As I moved to the right, other publications focused on things like healthy cooking, outdoor living and home decorating. Then I found magazines that focused on science, business, travel and music. The further to the right I went, the more I found things like sports magazines, computer magazines and stereo buying guides.

On the far right, I found magazines like Wrestling Today and Paintball Weekly which I’m pretty sure are read only by cavemen. (No offense to any of the cavemen reading this blog post.)

Before you assume that all men would be on the right side of the magazine rack and all women would be on the left side of the magazine rack, let me confess and say that I found myself standing in front of the magazines that were left of center – smack dab in front of the Yoga, Natural Health and Whole Living.

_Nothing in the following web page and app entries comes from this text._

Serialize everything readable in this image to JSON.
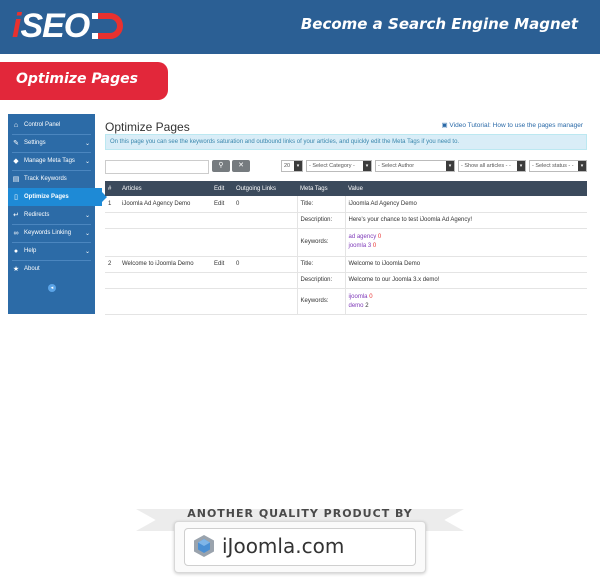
{
  "header": {
    "logo_i": "i",
    "logo_seo": "SEO",
    "tagline": "Become a Search Engine Magnet"
  },
  "ribbon": {
    "label": "Optimize Pages"
  },
  "sidebar": {
    "items": [
      {
        "label": "Control Panel",
        "icon": "home-icon",
        "has_chevron": false
      },
      {
        "label": "Settings",
        "icon": "wrench-icon",
        "has_chevron": true
      },
      {
        "label": "Manage Meta Tags",
        "icon": "tags-icon",
        "has_chevron": true
      },
      {
        "label": "Track Keywords",
        "icon": "document-icon",
        "has_chevron": false
      },
      {
        "label": "Optimize Pages",
        "icon": "page-icon",
        "has_chevron": false,
        "active": true
      },
      {
        "label": "Redirects",
        "icon": "redirect-icon",
        "has_chevron": true
      },
      {
        "label": "Keywords Linking",
        "icon": "link-icon",
        "has_chevron": true
      },
      {
        "label": "Help",
        "icon": "help-icon",
        "has_chevron": true
      },
      {
        "label": "About",
        "icon": "star-icon",
        "has_chevron": false
      }
    ]
  },
  "main": {
    "title": "Optimize Pages",
    "video_link": "Video Tutorial: How to use the pages manager",
    "info": "On this page you can see the keywords saturation and outbound links of your articles, and quickly edit the Meta Tags if you need to.",
    "search": {
      "value": "",
      "placeholder": ""
    },
    "filters": {
      "limit": "20",
      "category": "- Select Category -",
      "author": "- Select Author",
      "articles": "- Show all articles - -",
      "status": "- Select status - -"
    },
    "table": {
      "headers": [
        "#",
        "Articles",
        "Edit",
        "Outgoing Links",
        "Meta Tags",
        "Value"
      ],
      "rows": [
        {
          "num": "1",
          "article": "iJoomla Ad Agency Demo",
          "edit": "Edit",
          "links": "0",
          "title_label": "Title:",
          "title_value": "iJoomla Ad Agency Demo",
          "desc_label": "Description:",
          "desc_value": "Here's your chance to test iJoomla Ad Agency!",
          "kw_label": "Keywords:",
          "keywords": [
            {
              "word": "ad agency",
              "count": "0"
            },
            {
              "word": "joomla 3",
              "count": "0"
            }
          ]
        },
        {
          "num": "2",
          "article": "Welcome to iJoomla Demo",
          "edit": "Edit",
          "links": "0",
          "title_label": "Title:",
          "title_value": "Welcome to iJoomla Demo",
          "desc_label": "Description:",
          "desc_value": "Welcome to our Joomla 3.x demo!",
          "kw_label": "Keywords:",
          "keywords": [
            {
              "word": "ijoomla",
              "count": "0"
            },
            {
              "word": "demo",
              "count": "2"
            }
          ]
        }
      ]
    }
  },
  "footer": {
    "top_text": "ANOTHER QUALITY PRODUCT BY",
    "brand": "iJoomla.com"
  },
  "colors": {
    "header_bg": "#2b5f94",
    "accent_red": "#e2273a",
    "sidebar_bg": "#2c6ba7",
    "sidebar_active": "#1e8ad6",
    "table_header": "#3b4a5c"
  }
}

Which brings me to a key point – just because your primary target market is female or male doesn’t mean you can assume they fall into stereotypical categories from a psychographic point-of-view. I’m sure there are plenty of women who love sports magazines, computer magazines and stereo buying guides. In fact, there may even be a woman or two who reads Wrestling Today, which will please the cavemen to no end.

Putting the Mazaine Rack Test to Use

So, what does all this mean? And how can you use it for your benefit? The next time you’re trying to gain insights into your target market, imagine where they’d be standing in front of a magazine rack.

Is your primary target market 35- to 44-year old women who spend more time in front of Fortune and Business Week than they do in front of Women’s Health or O Magazine? If so, that gives you insight into who they are from a psychographic point-of-view.

Or, is your primary target market 45- to 54-year old men who spend more time in front of Yoga, Natural Health or Whole Living magazine? That will tell you something about their psychographic information, too.

What’s more, you can imagine that your target market might spend some time moving around a little bit, gaining insight into the complexity of the human psyche. Or, depending on a person’s mood, might spend read Martha Stewart Living on one day and Wrestling Today (God forbid) on another.

In our early example for the VW Bug, you can see how the Magazine Rack Test might help VW understand their customer’s mindset. Most of the women who buy VW Bugs would be in front of a certain set of magazines. And most of the men who buy VW Bugs would be in front of Wrestling Today.

(I’m kidding when I say that the men who buy VW Bugs would read Wresting Today. If you fell for that, then you’ve missed my point completely. But if you think men who buy VW Bugs might spend some time in front of Traditional Home, Health and Fitness and Bon Appetite, you’re getting the picture.)

The Bottom Line:

  1. Your prospects and customers are complex, multi-faceted, emotional beings.
  2. Not everyone can afford expensive psychographic research into their prospects and customers
  3. For those of us with limited budgets, there’s the 60 Second Marketer Magazine Rack Test, which can help you gain insights into the psychographics of your target market.

Posted by Jamie Turner, Chief Content Officer of the 60 Second Marketer. Jamie, who is a male, confesses that he spends more time in front of Martha Stewart Living than he does in front of Wresting Today.

  • Roseydow

    Great article, Jamie. Knowing the inner motivations of people based on their personality styles takes us a whole lot further than statistics about age, education, and marital status. Where’s the heart in that?

  • Glad you liked the post, Rosey. I had a lot of fun writing it and I’m glad you found it helpful!